Gather all lines in the entries that include the word "Technology".
━━━ RAW DATA
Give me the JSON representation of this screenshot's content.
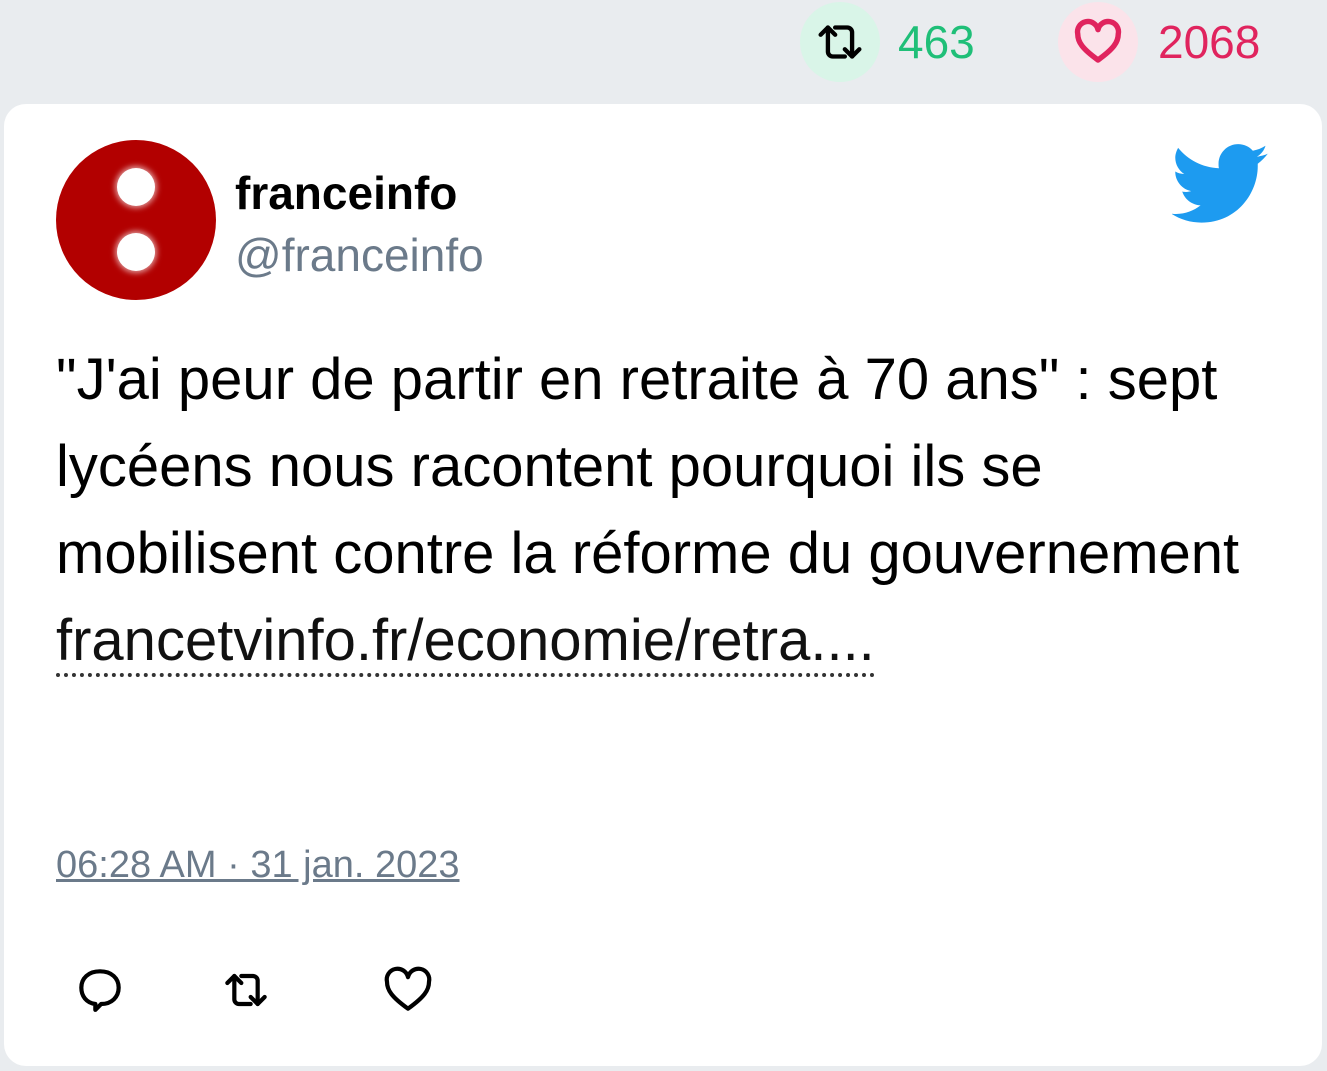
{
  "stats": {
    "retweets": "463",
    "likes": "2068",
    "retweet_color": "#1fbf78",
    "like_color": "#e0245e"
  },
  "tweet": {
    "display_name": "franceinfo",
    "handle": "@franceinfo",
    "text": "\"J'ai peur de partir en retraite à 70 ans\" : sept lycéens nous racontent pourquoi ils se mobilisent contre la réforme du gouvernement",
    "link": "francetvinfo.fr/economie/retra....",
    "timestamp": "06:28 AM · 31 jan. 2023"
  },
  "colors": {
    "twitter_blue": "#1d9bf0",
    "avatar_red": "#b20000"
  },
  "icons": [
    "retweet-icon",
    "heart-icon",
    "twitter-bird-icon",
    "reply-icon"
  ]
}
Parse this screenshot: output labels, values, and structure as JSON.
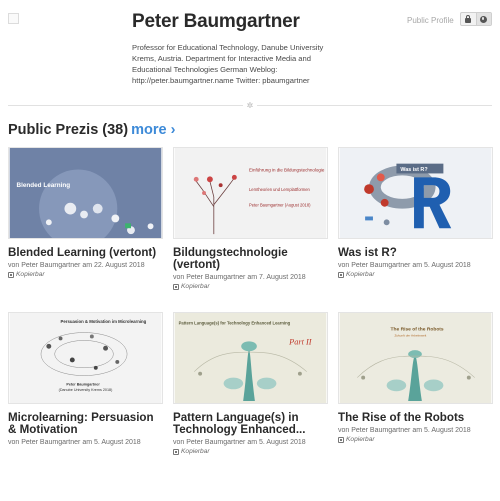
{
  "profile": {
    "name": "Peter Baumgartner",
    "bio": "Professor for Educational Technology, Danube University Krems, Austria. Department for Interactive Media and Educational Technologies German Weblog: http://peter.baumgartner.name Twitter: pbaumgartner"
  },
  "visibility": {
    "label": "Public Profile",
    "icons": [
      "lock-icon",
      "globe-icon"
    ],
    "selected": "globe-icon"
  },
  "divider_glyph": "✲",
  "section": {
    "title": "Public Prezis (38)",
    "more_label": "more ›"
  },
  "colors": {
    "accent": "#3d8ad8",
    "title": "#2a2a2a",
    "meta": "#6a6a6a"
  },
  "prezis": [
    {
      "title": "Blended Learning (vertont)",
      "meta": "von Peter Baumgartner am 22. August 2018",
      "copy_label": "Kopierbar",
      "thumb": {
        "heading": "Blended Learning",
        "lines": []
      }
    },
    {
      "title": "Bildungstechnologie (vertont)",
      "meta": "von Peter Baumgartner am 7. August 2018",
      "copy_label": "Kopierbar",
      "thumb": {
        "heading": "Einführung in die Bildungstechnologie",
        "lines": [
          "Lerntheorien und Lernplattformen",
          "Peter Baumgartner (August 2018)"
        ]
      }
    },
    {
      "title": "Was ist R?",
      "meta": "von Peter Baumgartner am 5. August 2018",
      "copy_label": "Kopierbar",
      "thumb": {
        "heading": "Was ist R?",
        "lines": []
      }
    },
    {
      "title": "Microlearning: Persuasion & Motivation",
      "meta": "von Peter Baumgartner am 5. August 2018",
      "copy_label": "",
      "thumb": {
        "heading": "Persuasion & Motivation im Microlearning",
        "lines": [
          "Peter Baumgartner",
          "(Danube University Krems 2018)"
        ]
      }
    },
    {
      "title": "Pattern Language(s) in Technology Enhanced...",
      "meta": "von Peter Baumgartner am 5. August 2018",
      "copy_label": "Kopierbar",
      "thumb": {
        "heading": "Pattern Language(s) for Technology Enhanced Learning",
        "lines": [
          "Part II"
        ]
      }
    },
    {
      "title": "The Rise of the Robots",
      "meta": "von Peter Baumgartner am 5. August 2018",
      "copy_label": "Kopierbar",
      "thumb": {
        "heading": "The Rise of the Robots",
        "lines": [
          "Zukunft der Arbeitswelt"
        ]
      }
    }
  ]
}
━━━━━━
» EXERCISE ANSWER
    "bio": "Professor for Educational Technology, Danube University Krems, Austria. Department for Interactive Media and Educational Technologies German Weblog: http://peter.baumgartner.name Twitter: pbaumgartner"
      "title": "Pattern Language(s) in Technology Enhanced...",
        "heading": "Pattern Language(s) for Technology Enhanced Learning",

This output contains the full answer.